FORWARD OPERATING BASE RIPLEY, Afghanistan -- After a month of continuous combat operations, the 22d Marine Expeditionary Unit (Special Operations Capable) is helping drive a stake into the heart of Taliban and anti-coalition militia activity in south-central Afghanistan.
Consisting of its Command Element, Battalion Landing Team 1st Bn., 6th Marines, Marine Medium Helicopter Squadron 266 (Reinforced), and MEU Service Support Group 22, the MEU arrived in Afghanistan in late March, and by mid-April began sending armed forays into the Oruzgan province, in the south-central part of the country.
These missions, dubbed Operations ULYSSES I-V, were reconnaissance patrols to the region around the town of Tarin Kowt, where the MEU would eventually establish Forward Operating Base Ripley, its base of operations.
Combat operations began in earnest on April 26 with the commencement of Operation RIO BRAVO, which was immediately followed by EL DORADO on May 10. These operations were designed to disrupt Taliban and anti-coalition militia activity in regions long known to harbor and support these insurgent forces.
"This size area [where the MEU operates] is normally assigned to a regiment, or in some cases a brigade," said Lt. Col. Asad A. Khan, commanding officer of BLT 1/6. "It's really rugged terrain and the Marines have done all we've asked and more."
The main focus of these operations was to disrupt the enemy's line of communications, uncover hidden caches of arms and ammunitions, and seek out and destroy Taliban and ACM forces. By establishing random vehicle check points in the region and conducting 'cordon and knock' operations in the province's towns and villages, the MEU has thus far killed at least five enemy insurgents and taken 14 into custody.

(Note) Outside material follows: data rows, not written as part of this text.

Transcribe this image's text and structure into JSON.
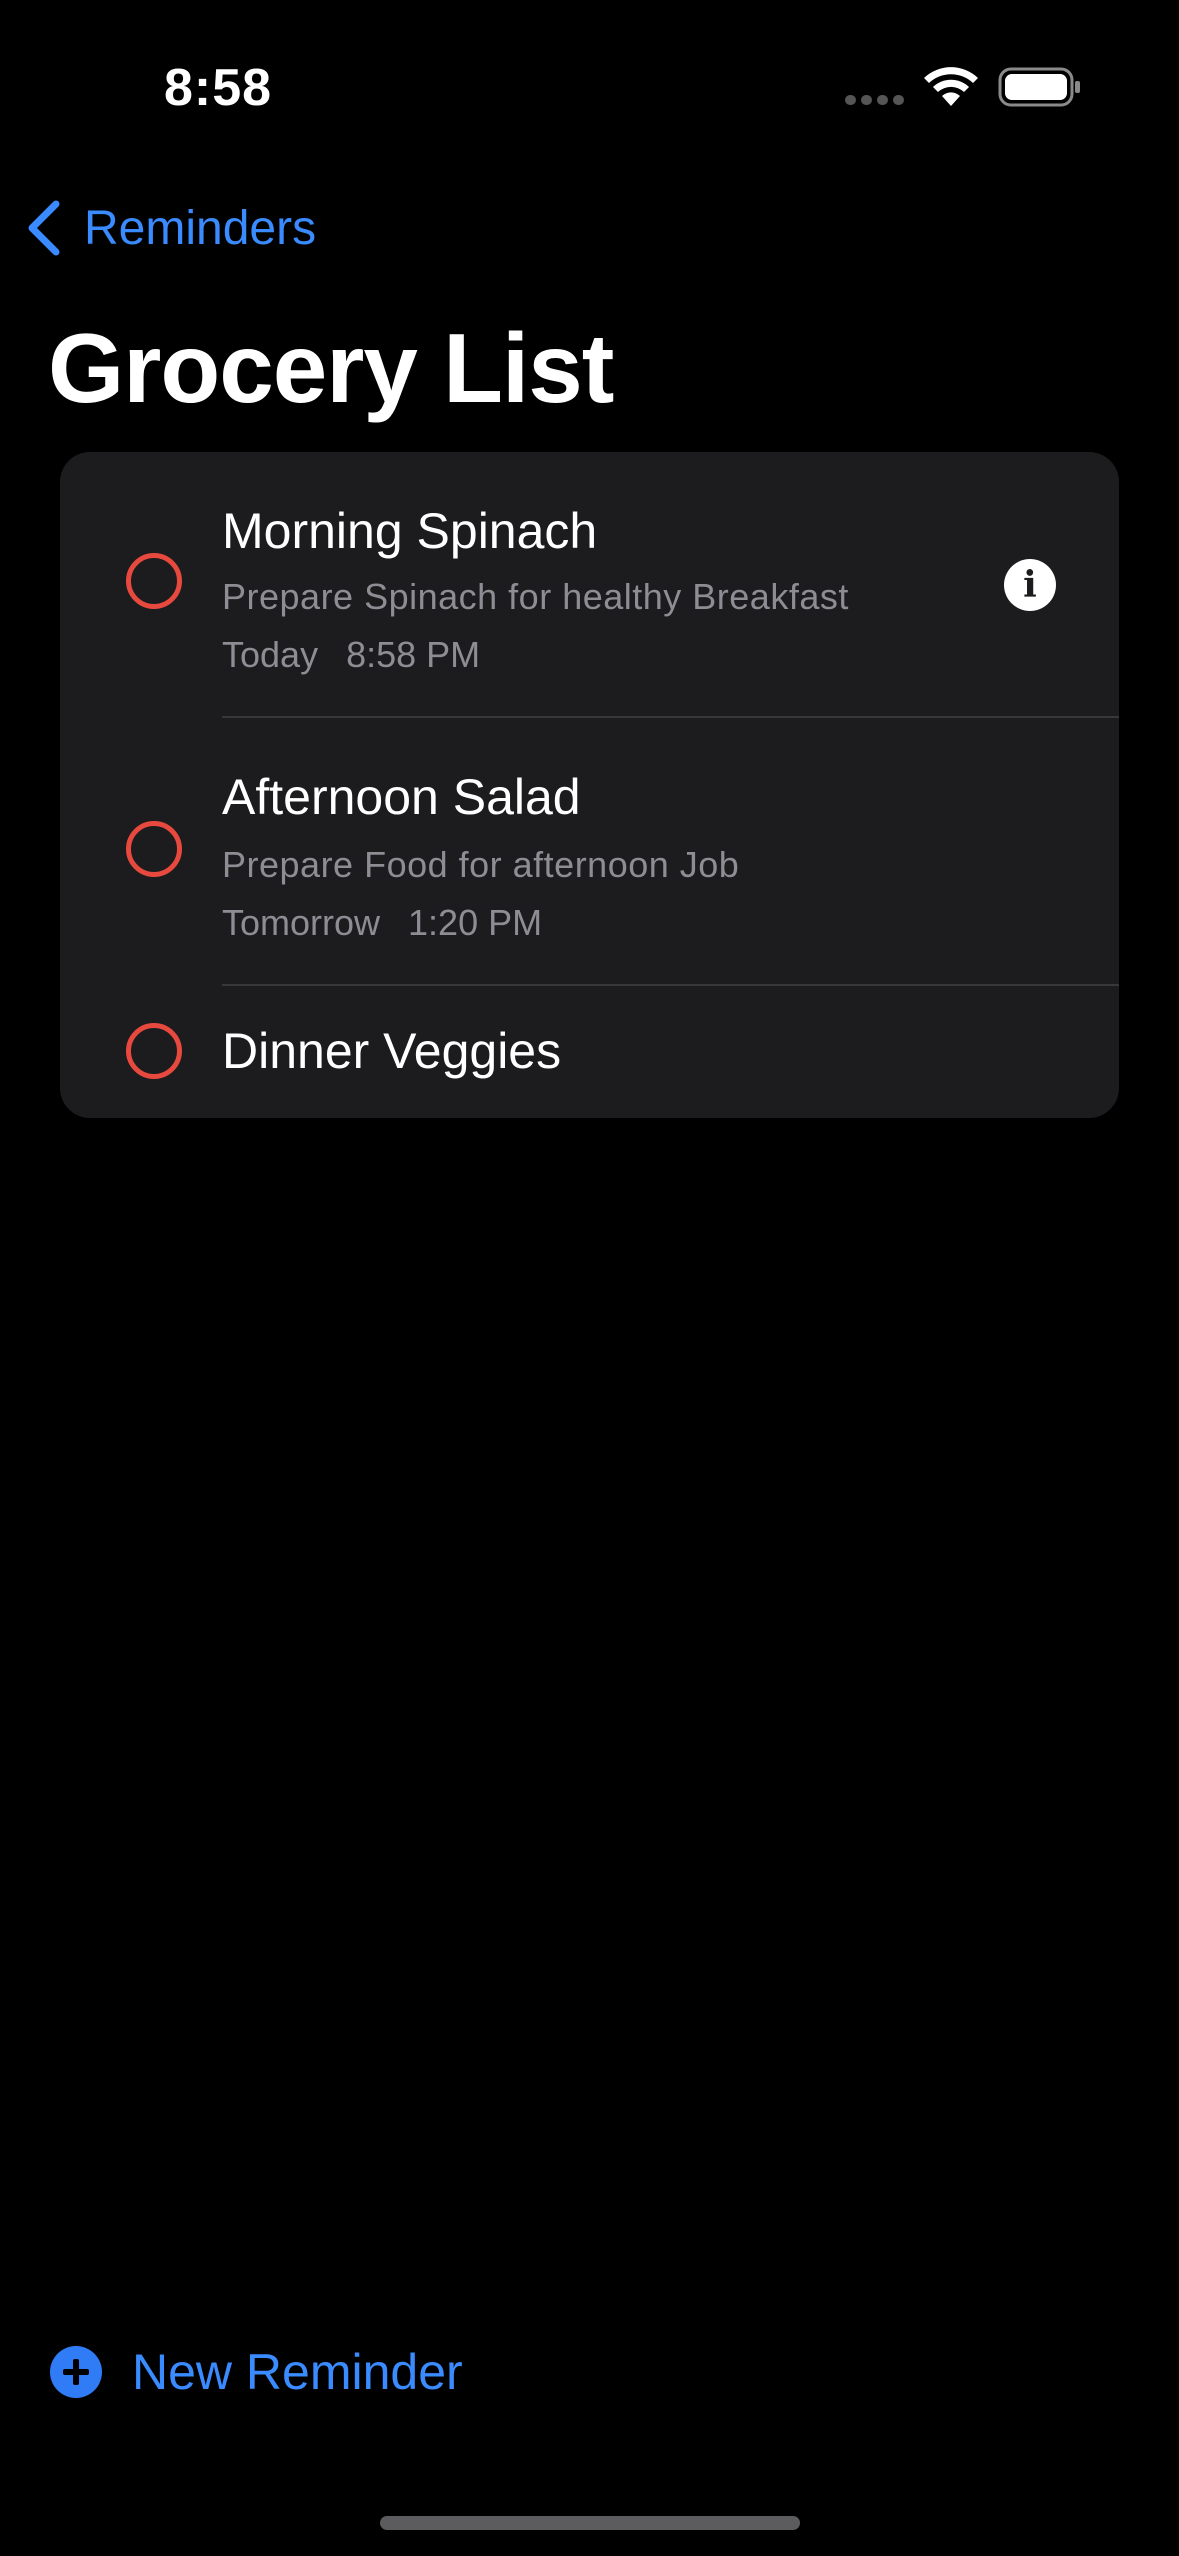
{
  "status_bar": {
    "time": "8:58"
  },
  "nav": {
    "back_label": "Reminders",
    "title": "Grocery List"
  },
  "reminders": [
    {
      "title": "Morning Spinach",
      "notes": "Prepare Spinach for healthy Breakfast",
      "date": "Today",
      "time": "8:58 PM",
      "selected": true
    },
    {
      "title": "Afternoon Salad",
      "notes": "Prepare Food for afternoon Job",
      "date": "Tomorrow",
      "time": "1:20 PM"
    },
    {
      "title": "Dinner Veggies"
    }
  ],
  "footer": {
    "new_reminder_label": "New Reminder"
  },
  "colors": {
    "accent": "#3a8bff",
    "circle": "#e8493e",
    "card": "#1c1c1e",
    "secondary_text": "#8d8d93"
  },
  "icons": {
    "back": "chevron-left-icon",
    "info": "info-icon",
    "add": "plus-circle-icon",
    "wifi": "wifi-icon",
    "battery": "battery-icon"
  }
}
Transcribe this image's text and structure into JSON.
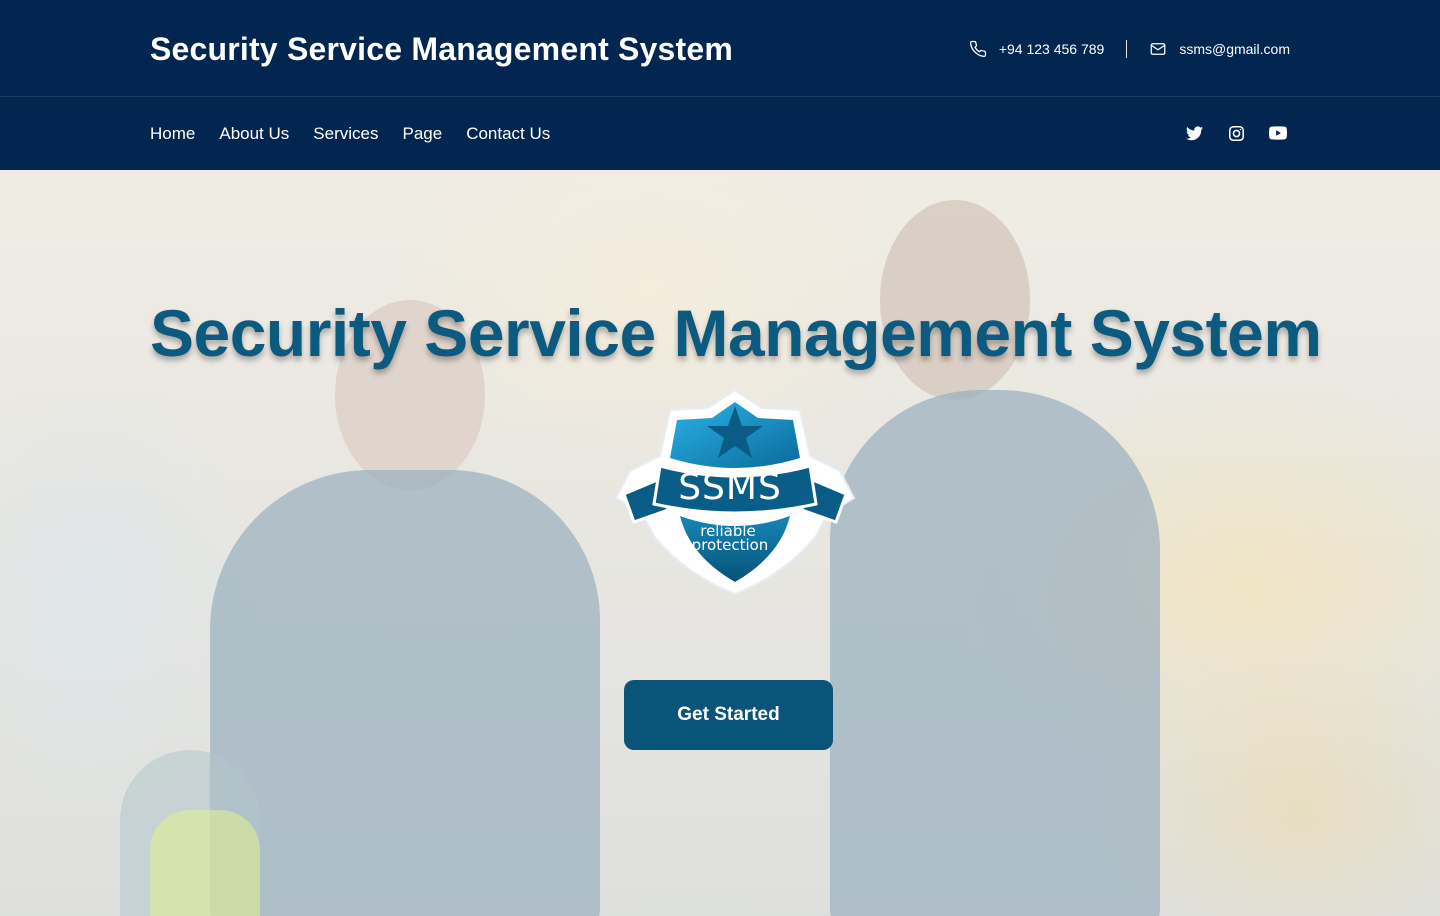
{
  "header": {
    "brand": "Security Service Management System",
    "phone": "+94 123 456 789",
    "email": "ssms@gmail.com"
  },
  "nav": {
    "items": [
      {
        "label": "Home"
      },
      {
        "label": "About Us"
      },
      {
        "label": "Services"
      },
      {
        "label": "Page"
      },
      {
        "label": "Contact Us"
      }
    ],
    "social": [
      "twitter-icon",
      "instagram-icon",
      "youtube-icon"
    ]
  },
  "hero": {
    "title": "Security Service Management System",
    "cta_label": "Get Started",
    "logo": {
      "acronym": "SSMS",
      "tagline_line1": "reliable",
      "tagline_line2": "protection"
    }
  },
  "colors": {
    "navy": "#02264f",
    "accent": "#0a5479",
    "title": "#0d5a80"
  }
}
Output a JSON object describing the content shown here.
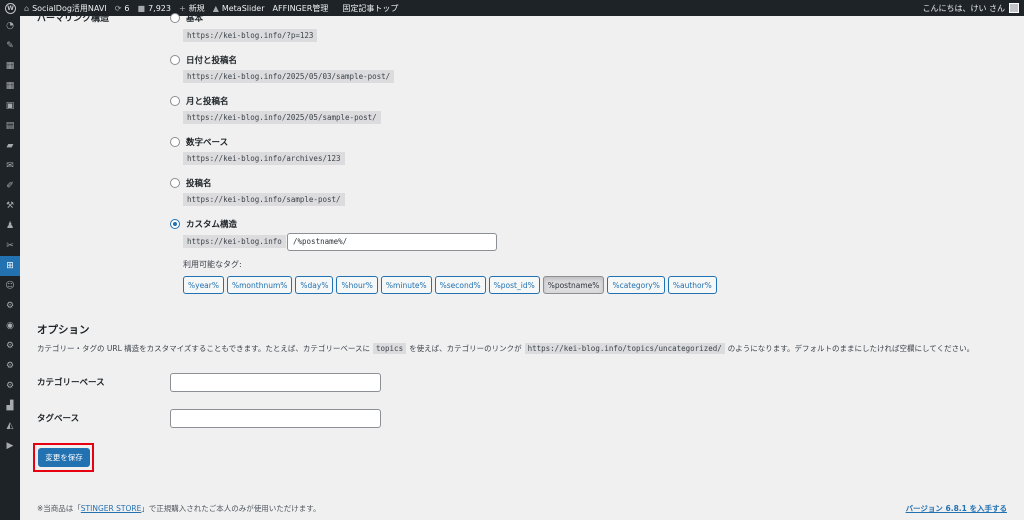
{
  "adminbar": {
    "site_name": "SocialDog活用NAVI",
    "updates_count": "6",
    "comments_count": "7,923",
    "new_label": "新規",
    "metaslider_label": "MetaSlider",
    "affinger_label": "AFFINGER管理",
    "fixed_top_label": "固定記事トップ",
    "greeting": "こんにちは、けい さん"
  },
  "permalink": {
    "section_heading": "パーマリンク構造",
    "options": [
      {
        "label": "基本",
        "example": "https://kei-blog.info/?p=123",
        "checked": false
      },
      {
        "label": "日付と投稿名",
        "example": "https://kei-blog.info/2025/05/03/sample-post/",
        "checked": false
      },
      {
        "label": "月と投稿名",
        "example": "https://kei-blog.info/2025/05/sample-post/",
        "checked": false
      },
      {
        "label": "数字ベース",
        "example": "https://kei-blog.info/archives/123",
        "checked": false
      },
      {
        "label": "投稿名",
        "example": "https://kei-blog.info/sample-post/",
        "checked": false
      },
      {
        "label": "カスタム構造",
        "checked": true
      }
    ],
    "custom_base": "https://kei-blog.info",
    "custom_value": "/%postname%/",
    "tags_label": "利用可能なタグ:",
    "tags": [
      "%year%",
      "%monthnum%",
      "%day%",
      "%hour%",
      "%minute%",
      "%second%",
      "%post_id%",
      "%postname%",
      "%category%",
      "%author%"
    ],
    "active_tag": "%postname%"
  },
  "options": {
    "title": "オプション",
    "desc_part1": "カテゴリー・タグの URL 構造をカスタマイズすることもできます。たとえば、カテゴリーベースに",
    "desc_code1": "topics",
    "desc_part2": "を使えば、カテゴリーのリンクが",
    "desc_code2": "https://kei-blog.info/topics/uncategorized/",
    "desc_part3": "のようになります。デフォルトのままにしたければ空欄にしてください。",
    "category_base_label": "カテゴリーベース",
    "category_base_value": "",
    "tag_base_label": "タグベース",
    "tag_base_value": ""
  },
  "save_label": "変更を保存",
  "footer": {
    "text_before": "※当商品は「",
    "store_link": "STINGER STORE",
    "text_after": "」で正規購入されたご本人のみが使用いただけます。",
    "version_link": "バージョン 6.8.1 を入手する"
  },
  "colors": {
    "accent": "#2271b1",
    "adminbar_bg": "#1d2327",
    "highlight": "#e60012"
  }
}
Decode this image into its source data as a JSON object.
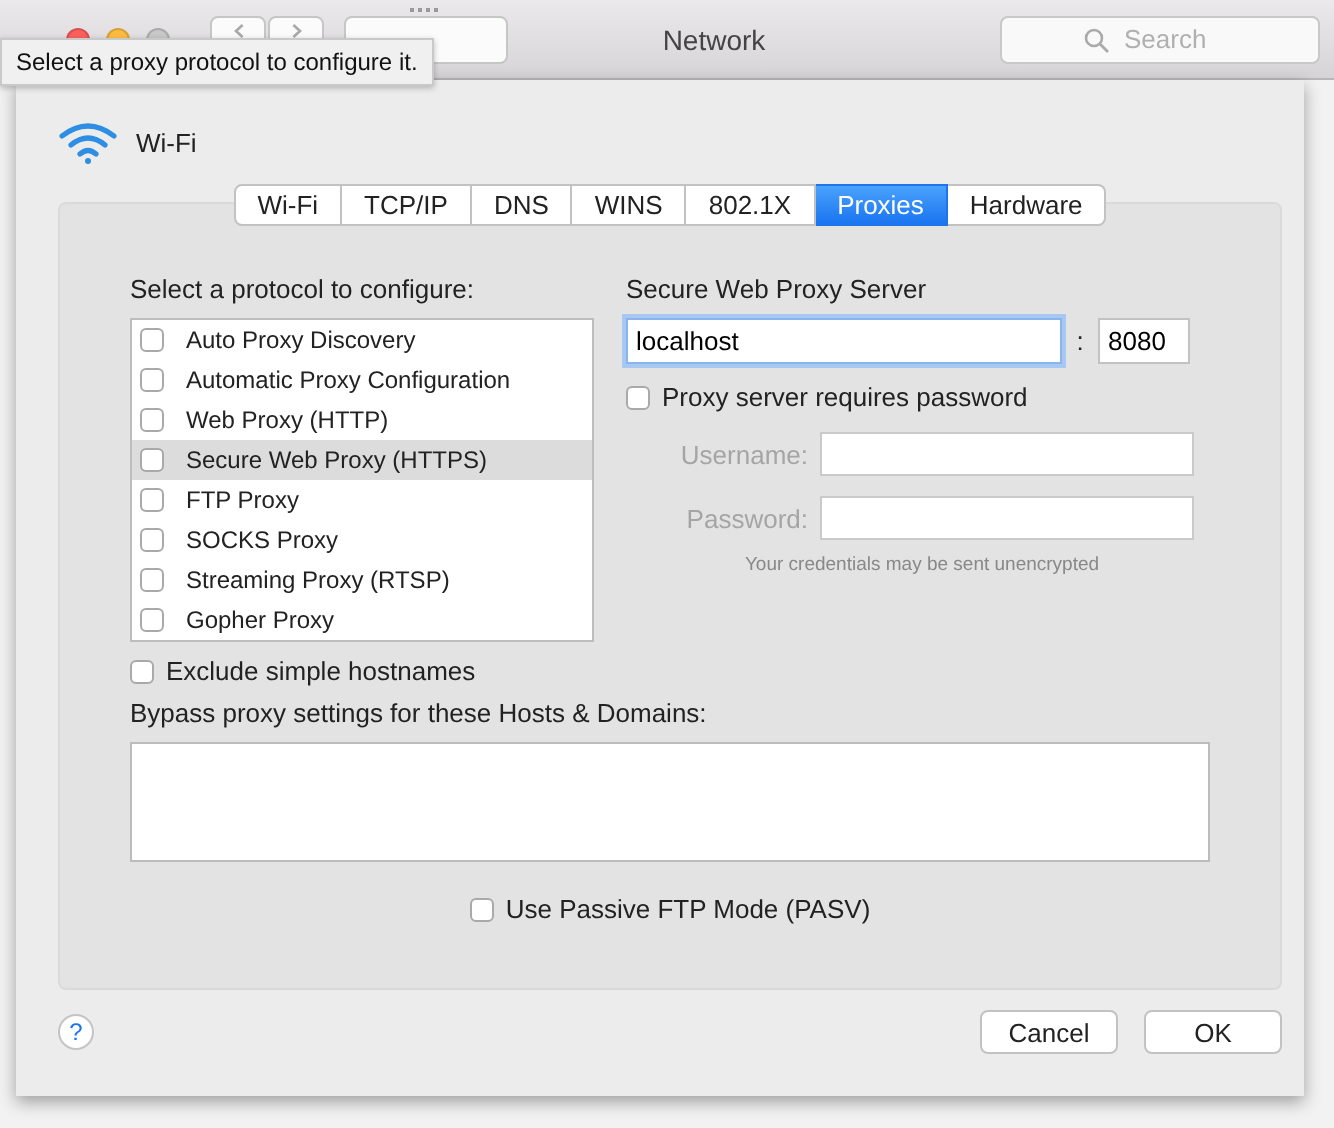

To date, the MEU has conducted 156 patrols, 70 cordon and search operations, begun or planned more than 80 civil affairs projects, searched more than 3,700 vehicles, and uncovered at least 37 arms caches.
These discoveries have led to the confiscation of approx. 160 rifles of various make, 10 heavy machine guns, 23 rocket-propelled grenade launchers, nearly 19,000 rounds of ammunition, and 1,500 pieces of ordnance or explosives, including grenades, mines, rocket-propelled grenades, explosive devices, rockets, mortar rounds, and bomb-making materials.
"This is all stuff that would have eventually been used against American or coalition forces," said Christmas. "By keeping it out of their hands, we've dealt them [Taliban and ACM] a major blow."
However, these successes have not been without cost. Five Marines have been wounded in clashes with the enemy, and Cpl. Ronald R. Payne Jr., of Lakeland, Florida, was killed in a firefight May 8 near the village of Sahmardun Ghar. On May 12, BLT 1/6's forward base of operations was renamed FOB Payne in honor of the 23-year-old light armored vehicle scout.
Other operations have included security operations for United Nations voter registration efforts and undertaking civil affairs projects including an aggressive campaign of providing medical and dental assistance to needy Afghan locals throughout the Oruzgan province. More than 340 Afghan people were seen and treated during medical and dental projects by the MEU.
"The proof of our success is that the villagers are starting to return to their homes," continued Khan, commenting on the Taliban practice of forcing villagers to leave their homes so they could be used for nefarious purposes. "They're starting to trust us, and come to us with their problems."
According to Khan, the villagers' openness is indicative that the Taliban and ACM are losing their credibility among the rural populace who for years have provided the insurgents with their base of power. In addition to the combat operations, civil military operations such as well-digging projects and the construction of bases is employing local labor, further boosting pro-U.S. and Afghan government sentiment.
"We have never seen Americans work like this," said one village elder from a village near FOB Payne. "You are all over the place and willing to live with us. You are protecting us from the Taliban and the others. You are willing to help us."
The MEU is designated Task Force Linebacker and is continuing its operations. In time, the MEU will leave FOB Ripley where an Army Provincial Reconstruction Team (PRT) and coalition forces will continue to support Afghanistan's quest for stability.
For more information on the 22d MEU (SOC)'s role in Operation ENDURING FREEDOM, visit the unit's web site at www.22meu.usmc.mil.